The next room on the Flower Festival tour is the room Mig chose for his design, ‘The Queen’s Gallery’. On the 14ft long table is the most remarkable display – a floristry display arranged within dozens of small brass vessels making the display vary in depth and density, height and light and somehow it added to the sense of history within the room.
I spoke to Mig about his design “at first I thought about creating a single structure or using lots of urns but then I turned things upside down and started getting together a collection of brass that could create a sway of flowers in an autumn pallet. I began my brass collecting via EBay and bootfairs! I have been a bit obsessive in my collecting in the last eight months.”
Mig’s love of flowers started when he was a chorister at Tewkesbury Abbey “The overriding smell of the Achillea flowers was always around” this triggered an interest in floristry for Mig and he has included Achillea within his Leeds Castle display which includes about 120 brass vessels including bells, vases, a brass crown as a nod to the Queen’s Gallery and a brass swan to represent the Castle itself.
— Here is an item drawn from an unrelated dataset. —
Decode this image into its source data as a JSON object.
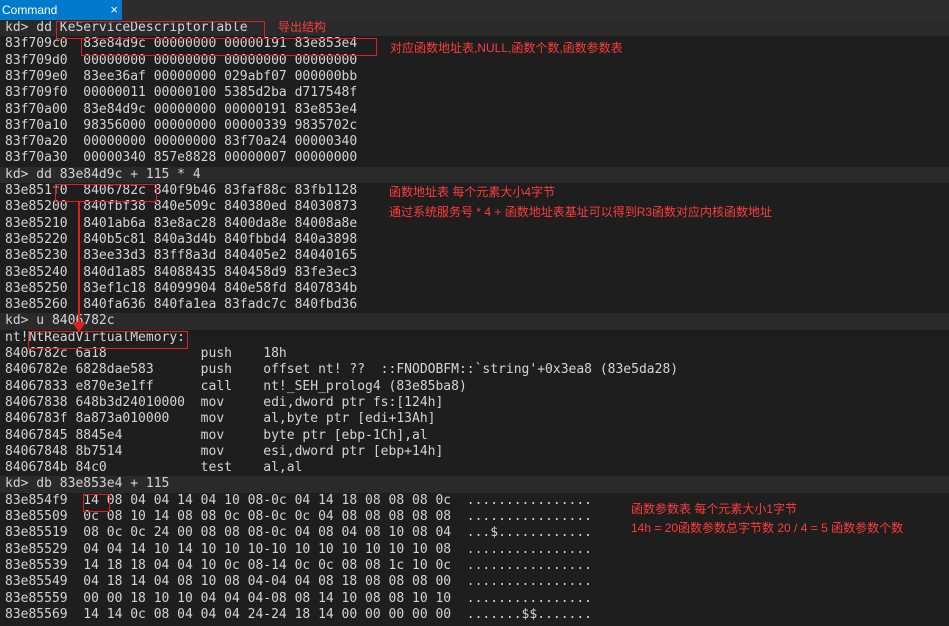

We walked through the Castle and Mig showed me his second display situated under a portrait of Sir Edward Cary, “I originally designed this for the World Flower Show last June but when we came to the final walk through we felt there was room for another design so I pulled it out of the bag!” Mig jested. This sculpted flower design was far from pulled out of the bag. Fed by test tubes of water this grand design includes orchids and Cala Lillies “…the Cala Lillies drink more water than the orchids so it’s important to keep an eye on the water levels” Mig tells me as he spots a test tube who’s water levels are getting low.
We are hopefully going to see more of Mig Kimpton as he revealed to me that he is about to sign contracts on a studio just outside of Deal which will host pop up workshops and courses, art gallery and all sorts of creative ideas “In the long term I want to live in Kent” Mig admits. Leeds Castle has obviously made a big impression on him.
There is no getting away from the history of the castle and thanks to the late Lady Baillie’s love of floristry, flowers are interwoven into that history. Alison Hudson-Small works as a tour guide at the Castle and was asked to deliver a talk about Lady Baillie’s love of flowers as part of the Flower Festival.
As she wrote the talk, she uncovered the depth of Lady Baillie’s flower obsession: “When I was asked to deliver a talk I started my research and chatted with the floristry team, the curator and the gardening team as well as Lady Baillie’s original gardener, Derek. I was lucky enough to be invited to his home where he showed me photographs from when he worked at Leeds Castle and I discovered from him that Lady Baillie put just as much importance on the flowers within the castle as she did upon the antiques!”
Alison peppered her talk with humorous tales from the Castle and read out one of the original flower design briefs for the dining room, which covered everything in minute detail. It seems Leeds Castle always commanded the respect it deserved from the Baillie family and in turn gave them a beautiful place to call home.
I dare anyone to visit the Leeds Castle Flower Festival and not feel a sense of wonder as you walk into ‘The Banqueting Hall’ or a sense of intrigue from Mig Kimpton’s design in ‘The Queens Gallery’. It is wonderful to know that this glorious castle never goes long without being adorned with flowers – true nature goes hand in hand with the true beauty of Leeds Castle.
The Flower Festival isn’t just about the Castle itself, visitors can expect workshops and demonstrations throughout the week, a children’s fun flower trail and afternoons of floral designs. For full details go to www.leeds-castle.com/events